From May to September, a historic paddle wheeler roams the upper reaches of the Missouri River. The Lewis and Clark Riverboat showcases the beautiful countryside and endless prairies that flank the Missouri River. The boat can host up to 150 passengers, creating a comfortable and family-friendly way to experience the landscape and learn more about local history.
All cruises depart from the Port of Bismarck and last between one and two hours. Along the way, your cruise may offer live entertainment and special events. While the bar serves up refreshing beverages as you cruise along the scenic river. For an elevated experience, head out at night for a romantic dining experience with the lights of Bismarck flickering against the water.
4. General Sibley Park
Four miles south of Bismarck, General Sibley Park is an expansive natural space home to a range of recreational opportunities. During the day, visitors can embark on a journey around an 18-hole disc golf course, head out onto the water on a kayak or SUP or simply stroll along the many nature paths. The latter of which is complete with a series of informative plaques that showcase the natural and historical importance of the area.
For those who love to sleep under the stars, General Sibley Park has an extensive campground perfect for pitching your tent. You’ll also find space for RVs and cabins are another option for a less rustic experience. Keep in mind that the campground operates from May to early October.
3. Dakota Zoo
On the banks of the Missouri River, it’s hard to picture the humble beginnings of the Dakota Zoo. It began in 1961 as a family farm run by the Christensen family. After starting with a few local animals, it grew to be a home for over 600 animals that represent 125 species.
You’ll find all your favorites, from mammals and reptiles to birds and fish. One aspect that makes the zoo such a wonderful attraction is the efforts put in to protect the animals. Many of the resident species are endangered, with the Dakota Zoo playing a hearty role in an international preservation effort.
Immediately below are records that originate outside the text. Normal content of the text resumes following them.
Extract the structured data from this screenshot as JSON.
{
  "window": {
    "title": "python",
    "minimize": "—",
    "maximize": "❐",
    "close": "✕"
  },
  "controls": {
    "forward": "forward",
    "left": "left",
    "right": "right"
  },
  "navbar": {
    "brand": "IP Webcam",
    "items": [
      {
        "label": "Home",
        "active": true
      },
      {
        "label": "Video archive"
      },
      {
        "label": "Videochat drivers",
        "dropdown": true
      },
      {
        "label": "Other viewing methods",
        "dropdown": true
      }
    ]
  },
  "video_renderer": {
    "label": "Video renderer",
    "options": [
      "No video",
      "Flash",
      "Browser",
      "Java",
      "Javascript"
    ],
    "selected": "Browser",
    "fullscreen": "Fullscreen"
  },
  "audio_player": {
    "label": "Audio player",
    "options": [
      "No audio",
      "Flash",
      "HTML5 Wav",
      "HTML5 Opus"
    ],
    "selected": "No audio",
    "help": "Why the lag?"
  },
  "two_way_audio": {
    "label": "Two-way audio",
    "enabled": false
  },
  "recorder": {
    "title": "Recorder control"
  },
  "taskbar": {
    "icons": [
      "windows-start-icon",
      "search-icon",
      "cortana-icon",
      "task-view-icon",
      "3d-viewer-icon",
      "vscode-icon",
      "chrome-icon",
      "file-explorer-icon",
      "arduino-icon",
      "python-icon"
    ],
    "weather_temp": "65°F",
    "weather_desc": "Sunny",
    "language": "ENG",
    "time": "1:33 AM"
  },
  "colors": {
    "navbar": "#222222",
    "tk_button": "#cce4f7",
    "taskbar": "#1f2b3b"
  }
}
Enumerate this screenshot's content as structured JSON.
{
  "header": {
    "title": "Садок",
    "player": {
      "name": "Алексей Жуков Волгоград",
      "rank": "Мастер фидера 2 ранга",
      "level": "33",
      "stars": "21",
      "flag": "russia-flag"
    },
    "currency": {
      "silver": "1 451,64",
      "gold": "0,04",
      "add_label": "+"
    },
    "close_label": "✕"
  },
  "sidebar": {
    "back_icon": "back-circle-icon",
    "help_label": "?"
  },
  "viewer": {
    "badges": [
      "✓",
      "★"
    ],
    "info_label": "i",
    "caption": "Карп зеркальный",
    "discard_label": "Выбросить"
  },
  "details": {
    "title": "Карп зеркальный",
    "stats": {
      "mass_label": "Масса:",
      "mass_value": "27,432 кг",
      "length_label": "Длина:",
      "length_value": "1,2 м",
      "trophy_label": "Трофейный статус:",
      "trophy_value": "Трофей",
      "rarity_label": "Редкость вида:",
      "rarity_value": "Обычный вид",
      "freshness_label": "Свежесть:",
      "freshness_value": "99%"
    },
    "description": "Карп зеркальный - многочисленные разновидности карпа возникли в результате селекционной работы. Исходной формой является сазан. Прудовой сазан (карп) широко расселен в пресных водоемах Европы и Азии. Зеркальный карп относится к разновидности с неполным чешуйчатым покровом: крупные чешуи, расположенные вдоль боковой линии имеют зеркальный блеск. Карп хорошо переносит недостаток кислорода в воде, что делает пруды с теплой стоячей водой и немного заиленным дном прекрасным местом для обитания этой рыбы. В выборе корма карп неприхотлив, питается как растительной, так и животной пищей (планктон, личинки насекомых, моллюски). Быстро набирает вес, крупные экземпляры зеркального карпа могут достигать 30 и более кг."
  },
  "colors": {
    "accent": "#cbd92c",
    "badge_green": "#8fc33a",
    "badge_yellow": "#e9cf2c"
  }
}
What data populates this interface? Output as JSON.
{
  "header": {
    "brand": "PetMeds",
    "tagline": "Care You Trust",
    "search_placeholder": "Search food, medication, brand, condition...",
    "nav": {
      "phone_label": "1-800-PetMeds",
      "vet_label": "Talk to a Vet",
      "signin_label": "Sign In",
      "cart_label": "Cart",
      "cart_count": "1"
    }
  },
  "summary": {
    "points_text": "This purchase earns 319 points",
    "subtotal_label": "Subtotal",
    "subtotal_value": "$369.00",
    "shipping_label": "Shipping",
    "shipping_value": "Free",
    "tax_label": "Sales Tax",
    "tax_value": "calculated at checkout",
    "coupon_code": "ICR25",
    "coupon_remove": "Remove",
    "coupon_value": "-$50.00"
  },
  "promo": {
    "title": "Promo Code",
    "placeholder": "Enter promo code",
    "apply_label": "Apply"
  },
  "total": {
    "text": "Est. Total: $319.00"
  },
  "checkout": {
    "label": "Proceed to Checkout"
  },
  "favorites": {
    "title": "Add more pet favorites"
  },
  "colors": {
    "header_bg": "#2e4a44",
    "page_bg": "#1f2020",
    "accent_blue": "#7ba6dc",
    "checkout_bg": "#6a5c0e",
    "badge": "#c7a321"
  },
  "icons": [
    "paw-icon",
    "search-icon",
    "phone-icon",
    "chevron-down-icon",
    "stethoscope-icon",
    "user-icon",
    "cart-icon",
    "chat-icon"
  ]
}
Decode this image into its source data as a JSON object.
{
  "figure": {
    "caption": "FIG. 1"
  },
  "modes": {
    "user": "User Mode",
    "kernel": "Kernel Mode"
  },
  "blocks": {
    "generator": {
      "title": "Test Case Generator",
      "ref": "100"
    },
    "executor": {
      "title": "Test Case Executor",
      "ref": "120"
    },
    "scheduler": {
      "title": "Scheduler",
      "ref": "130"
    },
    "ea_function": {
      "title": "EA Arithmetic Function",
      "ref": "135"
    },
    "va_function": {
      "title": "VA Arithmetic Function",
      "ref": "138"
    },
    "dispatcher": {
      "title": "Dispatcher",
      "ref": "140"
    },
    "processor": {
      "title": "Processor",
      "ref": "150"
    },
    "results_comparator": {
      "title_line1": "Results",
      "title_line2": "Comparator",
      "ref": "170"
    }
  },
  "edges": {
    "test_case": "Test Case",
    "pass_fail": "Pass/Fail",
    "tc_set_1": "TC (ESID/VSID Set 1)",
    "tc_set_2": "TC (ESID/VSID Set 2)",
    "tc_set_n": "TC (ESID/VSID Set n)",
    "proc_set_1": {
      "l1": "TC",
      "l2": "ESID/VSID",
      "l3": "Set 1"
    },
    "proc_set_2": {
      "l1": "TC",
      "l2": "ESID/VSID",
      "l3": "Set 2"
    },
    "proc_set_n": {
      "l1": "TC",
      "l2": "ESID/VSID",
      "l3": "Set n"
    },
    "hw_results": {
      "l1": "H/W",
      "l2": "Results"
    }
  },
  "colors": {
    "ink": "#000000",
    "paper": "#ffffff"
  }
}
Roam the habitats and see each animal in their element. The zoo also raises funds through its Adopt an Animal program, perfect for protecting your beloved wildlife.
2. North Dakota Heritage Center
If you embark on a journey down the Capitol Arboretum Trail, you’ll eventually cross paths with the North Dakota Heritage Center. It’s here that you can cover the full story of the state from prehistoric times to the rise of the fur trade and deep into the 20th century.
The heritage center comprises all the artifacts, art and history gathered by the State Historical Society of North Dakota, carefully curated for your enjoyment and education. Some of the fascinating collection includes a Native American Hall of Honor, a reconstructed post office and ancient dinosaur bones.
The permanent repository is complemented by a rotation of temporary exhibits, while the Northern Lights Atrium is a breathtaking display in the heart of the center.
1. North Dakota State Capitol
For those who have seen their fair share of state capitols, North Dakota’s iteration will stand out. The striking Art Déco tower doesn’t just dominate the local skyline, it is in fact the tallest building in the entire state.
The state capitol was built in the 1930s and its highest point reaches 242 feet. It’s known as the Skyscraper on the Prairie offering a splendid viewpoint from the 18th floor. Adorned with floor to ceiling windows, you’ll enjoy 360-degree views of the entire city along with the surrounding landscape.
After exploring the building, spend some time relaxing on the Capitol Grounds where you’ll find monuments and memorials along with the beginning of the Arboretum Trail.